As Libya's transitional leadership tries to persuade tribal leaders in Bani Walid to surrender the desert town peacefully, several news agencies are reporting a new wrinkle in the effort to wipe out the last vestiges of the Qaddafi regime: anywhere from 50 to 250 Libyan Army vehicles have crossed over Libya's southern desert border into Niger, heading first to the town of Agadez and then to the capital, Niamey. What was the mysterious convoy carrying? That's a matter of dispute.
Reuters, citing anonymous military sources from France and Niger, claims the convoy, which was escorted by the army of Niger, may represent a "dramatic, secretly negotiated bid" by Muammar Qaddafi" and his son Saif al-Islam to seek refuge in neighboring Burkina Faso, which has offered the ousted Libyan leader asylum while simultaneously recognizing the rebel National Transitional Council as Libya's new government.
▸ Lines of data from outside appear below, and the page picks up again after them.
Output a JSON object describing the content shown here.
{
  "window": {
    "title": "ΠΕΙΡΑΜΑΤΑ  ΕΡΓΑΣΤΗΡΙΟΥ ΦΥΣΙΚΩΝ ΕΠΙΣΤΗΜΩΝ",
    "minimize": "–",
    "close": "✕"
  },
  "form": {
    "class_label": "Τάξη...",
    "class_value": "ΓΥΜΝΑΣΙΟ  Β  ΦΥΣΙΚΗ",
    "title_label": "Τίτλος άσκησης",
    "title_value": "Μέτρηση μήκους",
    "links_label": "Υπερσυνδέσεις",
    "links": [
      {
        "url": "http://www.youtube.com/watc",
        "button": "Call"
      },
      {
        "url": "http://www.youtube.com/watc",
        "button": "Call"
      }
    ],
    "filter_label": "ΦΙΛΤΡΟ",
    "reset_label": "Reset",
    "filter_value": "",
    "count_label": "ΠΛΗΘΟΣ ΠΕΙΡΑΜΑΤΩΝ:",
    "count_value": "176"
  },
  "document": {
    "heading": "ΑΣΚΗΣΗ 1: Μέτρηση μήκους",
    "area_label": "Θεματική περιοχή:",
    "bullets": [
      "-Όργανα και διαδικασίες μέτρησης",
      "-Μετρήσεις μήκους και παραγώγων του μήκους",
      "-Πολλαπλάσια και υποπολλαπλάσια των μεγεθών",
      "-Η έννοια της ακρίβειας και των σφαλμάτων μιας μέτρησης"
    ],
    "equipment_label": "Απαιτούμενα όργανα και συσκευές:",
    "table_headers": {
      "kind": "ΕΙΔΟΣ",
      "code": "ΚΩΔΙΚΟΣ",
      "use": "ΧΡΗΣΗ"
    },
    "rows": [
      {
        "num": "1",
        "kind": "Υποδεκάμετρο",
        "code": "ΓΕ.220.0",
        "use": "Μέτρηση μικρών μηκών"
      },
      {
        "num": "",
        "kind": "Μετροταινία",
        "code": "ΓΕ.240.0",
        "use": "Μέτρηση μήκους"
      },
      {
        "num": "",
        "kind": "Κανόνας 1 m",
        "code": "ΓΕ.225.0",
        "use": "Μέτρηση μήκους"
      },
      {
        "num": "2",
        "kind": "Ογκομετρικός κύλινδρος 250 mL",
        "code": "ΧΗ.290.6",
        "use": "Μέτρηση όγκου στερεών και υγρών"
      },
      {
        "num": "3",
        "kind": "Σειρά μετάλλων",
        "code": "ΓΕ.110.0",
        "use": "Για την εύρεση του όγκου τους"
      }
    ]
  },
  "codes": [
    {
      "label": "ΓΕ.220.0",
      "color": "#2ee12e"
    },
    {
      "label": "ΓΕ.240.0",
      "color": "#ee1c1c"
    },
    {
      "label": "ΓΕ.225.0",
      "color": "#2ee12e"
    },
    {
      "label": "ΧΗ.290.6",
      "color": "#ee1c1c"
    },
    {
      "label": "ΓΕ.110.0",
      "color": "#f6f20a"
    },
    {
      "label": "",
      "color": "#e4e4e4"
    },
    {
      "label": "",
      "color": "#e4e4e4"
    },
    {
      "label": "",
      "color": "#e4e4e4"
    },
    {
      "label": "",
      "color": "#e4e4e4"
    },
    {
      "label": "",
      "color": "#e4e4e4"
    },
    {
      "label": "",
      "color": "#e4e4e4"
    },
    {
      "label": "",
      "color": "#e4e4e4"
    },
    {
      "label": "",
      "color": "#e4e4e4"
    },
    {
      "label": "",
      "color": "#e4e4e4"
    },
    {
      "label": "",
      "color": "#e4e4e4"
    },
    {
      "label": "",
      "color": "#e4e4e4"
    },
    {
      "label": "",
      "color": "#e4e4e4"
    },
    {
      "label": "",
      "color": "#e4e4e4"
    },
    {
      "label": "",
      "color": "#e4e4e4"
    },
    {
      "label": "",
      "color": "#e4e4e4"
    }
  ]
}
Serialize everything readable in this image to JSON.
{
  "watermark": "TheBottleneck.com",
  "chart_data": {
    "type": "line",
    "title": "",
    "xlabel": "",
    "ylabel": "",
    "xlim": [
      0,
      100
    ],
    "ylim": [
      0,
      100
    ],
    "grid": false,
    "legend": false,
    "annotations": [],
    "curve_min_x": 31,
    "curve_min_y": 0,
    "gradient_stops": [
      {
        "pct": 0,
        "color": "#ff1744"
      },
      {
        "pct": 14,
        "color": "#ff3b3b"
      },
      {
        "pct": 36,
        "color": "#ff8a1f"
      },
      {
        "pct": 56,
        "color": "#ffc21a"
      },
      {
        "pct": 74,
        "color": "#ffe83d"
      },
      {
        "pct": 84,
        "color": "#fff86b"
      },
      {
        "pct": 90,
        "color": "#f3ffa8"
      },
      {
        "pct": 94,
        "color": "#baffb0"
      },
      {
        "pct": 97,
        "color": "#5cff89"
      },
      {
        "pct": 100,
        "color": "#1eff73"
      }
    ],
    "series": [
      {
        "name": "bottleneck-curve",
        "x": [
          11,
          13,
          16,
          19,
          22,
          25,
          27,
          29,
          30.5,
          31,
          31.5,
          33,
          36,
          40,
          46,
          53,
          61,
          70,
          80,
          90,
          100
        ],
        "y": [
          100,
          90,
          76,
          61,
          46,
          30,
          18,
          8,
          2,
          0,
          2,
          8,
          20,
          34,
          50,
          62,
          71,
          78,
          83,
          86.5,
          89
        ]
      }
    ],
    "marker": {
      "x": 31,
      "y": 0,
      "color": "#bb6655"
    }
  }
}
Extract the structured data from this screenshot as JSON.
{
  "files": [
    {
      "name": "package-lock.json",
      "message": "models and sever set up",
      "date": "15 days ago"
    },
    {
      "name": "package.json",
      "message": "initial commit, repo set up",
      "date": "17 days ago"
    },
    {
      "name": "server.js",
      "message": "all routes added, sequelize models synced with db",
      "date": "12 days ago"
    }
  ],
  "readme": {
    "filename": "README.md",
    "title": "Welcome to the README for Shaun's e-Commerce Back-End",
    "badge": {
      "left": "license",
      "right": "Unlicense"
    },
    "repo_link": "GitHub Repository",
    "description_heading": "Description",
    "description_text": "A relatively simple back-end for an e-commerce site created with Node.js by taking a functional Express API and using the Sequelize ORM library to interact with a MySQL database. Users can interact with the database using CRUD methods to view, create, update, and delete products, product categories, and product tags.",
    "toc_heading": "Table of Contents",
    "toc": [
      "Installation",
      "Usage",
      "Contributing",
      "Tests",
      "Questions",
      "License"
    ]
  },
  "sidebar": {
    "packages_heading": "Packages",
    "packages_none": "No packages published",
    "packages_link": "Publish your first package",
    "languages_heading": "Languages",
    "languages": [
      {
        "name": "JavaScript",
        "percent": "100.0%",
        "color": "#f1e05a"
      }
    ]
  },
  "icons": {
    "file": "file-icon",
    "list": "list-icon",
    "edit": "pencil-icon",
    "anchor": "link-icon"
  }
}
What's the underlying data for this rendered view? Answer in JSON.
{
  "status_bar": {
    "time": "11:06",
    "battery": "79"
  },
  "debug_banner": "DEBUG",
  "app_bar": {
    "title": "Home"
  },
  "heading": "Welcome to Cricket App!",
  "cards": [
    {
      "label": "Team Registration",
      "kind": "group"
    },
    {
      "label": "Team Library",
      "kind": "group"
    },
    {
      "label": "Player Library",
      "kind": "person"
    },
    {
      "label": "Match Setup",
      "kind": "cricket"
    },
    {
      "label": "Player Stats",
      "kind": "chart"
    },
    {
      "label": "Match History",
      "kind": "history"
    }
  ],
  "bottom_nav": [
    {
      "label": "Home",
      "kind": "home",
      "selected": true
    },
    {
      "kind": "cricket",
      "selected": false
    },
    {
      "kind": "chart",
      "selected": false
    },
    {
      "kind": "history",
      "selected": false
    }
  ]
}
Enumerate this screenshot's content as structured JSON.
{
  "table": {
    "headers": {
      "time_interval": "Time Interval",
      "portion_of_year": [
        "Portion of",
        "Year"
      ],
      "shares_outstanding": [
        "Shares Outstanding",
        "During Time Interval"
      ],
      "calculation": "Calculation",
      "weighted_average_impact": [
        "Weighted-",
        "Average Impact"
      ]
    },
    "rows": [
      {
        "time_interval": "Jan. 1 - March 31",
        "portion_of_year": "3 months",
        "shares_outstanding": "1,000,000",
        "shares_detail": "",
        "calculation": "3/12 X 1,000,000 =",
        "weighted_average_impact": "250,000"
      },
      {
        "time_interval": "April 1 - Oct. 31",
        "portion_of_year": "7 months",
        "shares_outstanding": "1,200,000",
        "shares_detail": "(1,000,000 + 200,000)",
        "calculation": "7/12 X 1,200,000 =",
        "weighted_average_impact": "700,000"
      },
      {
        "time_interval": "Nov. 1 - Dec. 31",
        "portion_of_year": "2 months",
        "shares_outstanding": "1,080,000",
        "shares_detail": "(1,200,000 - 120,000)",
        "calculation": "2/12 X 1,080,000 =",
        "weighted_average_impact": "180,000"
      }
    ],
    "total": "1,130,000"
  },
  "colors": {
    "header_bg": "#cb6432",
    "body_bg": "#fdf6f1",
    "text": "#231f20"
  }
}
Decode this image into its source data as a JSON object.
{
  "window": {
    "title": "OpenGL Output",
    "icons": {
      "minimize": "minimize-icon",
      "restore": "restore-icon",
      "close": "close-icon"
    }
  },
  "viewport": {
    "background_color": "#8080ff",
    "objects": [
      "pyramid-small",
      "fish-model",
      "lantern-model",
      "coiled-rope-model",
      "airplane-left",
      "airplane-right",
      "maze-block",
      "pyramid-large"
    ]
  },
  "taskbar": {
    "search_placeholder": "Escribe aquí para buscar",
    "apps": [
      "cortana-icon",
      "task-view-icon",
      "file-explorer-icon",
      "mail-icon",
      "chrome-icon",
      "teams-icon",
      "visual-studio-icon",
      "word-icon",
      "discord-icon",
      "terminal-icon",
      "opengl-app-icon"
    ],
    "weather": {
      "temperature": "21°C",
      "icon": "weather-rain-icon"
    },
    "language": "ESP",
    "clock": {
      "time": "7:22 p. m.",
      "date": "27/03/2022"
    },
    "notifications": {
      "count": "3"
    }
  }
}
The news agency, however, hasn't received any confirmation that Qaddafi or his son crossed the border. (On Sunday, the head of Qaddafi's security brigades, Mansour Dhao, crossed into Niger along with other Libyan officials. Reuters adds that "such a large Libyan military convoy could hardly have moved safely" into Niger "without the knowledge and agreement of NATO air forces," suggesting that "France may have brokered an arrangement between the new Libyan government and Qaddafi." An NTC spokesman in Tripoli added that Qaddafi has a history of traveling around Libya with 200 armored vehicles.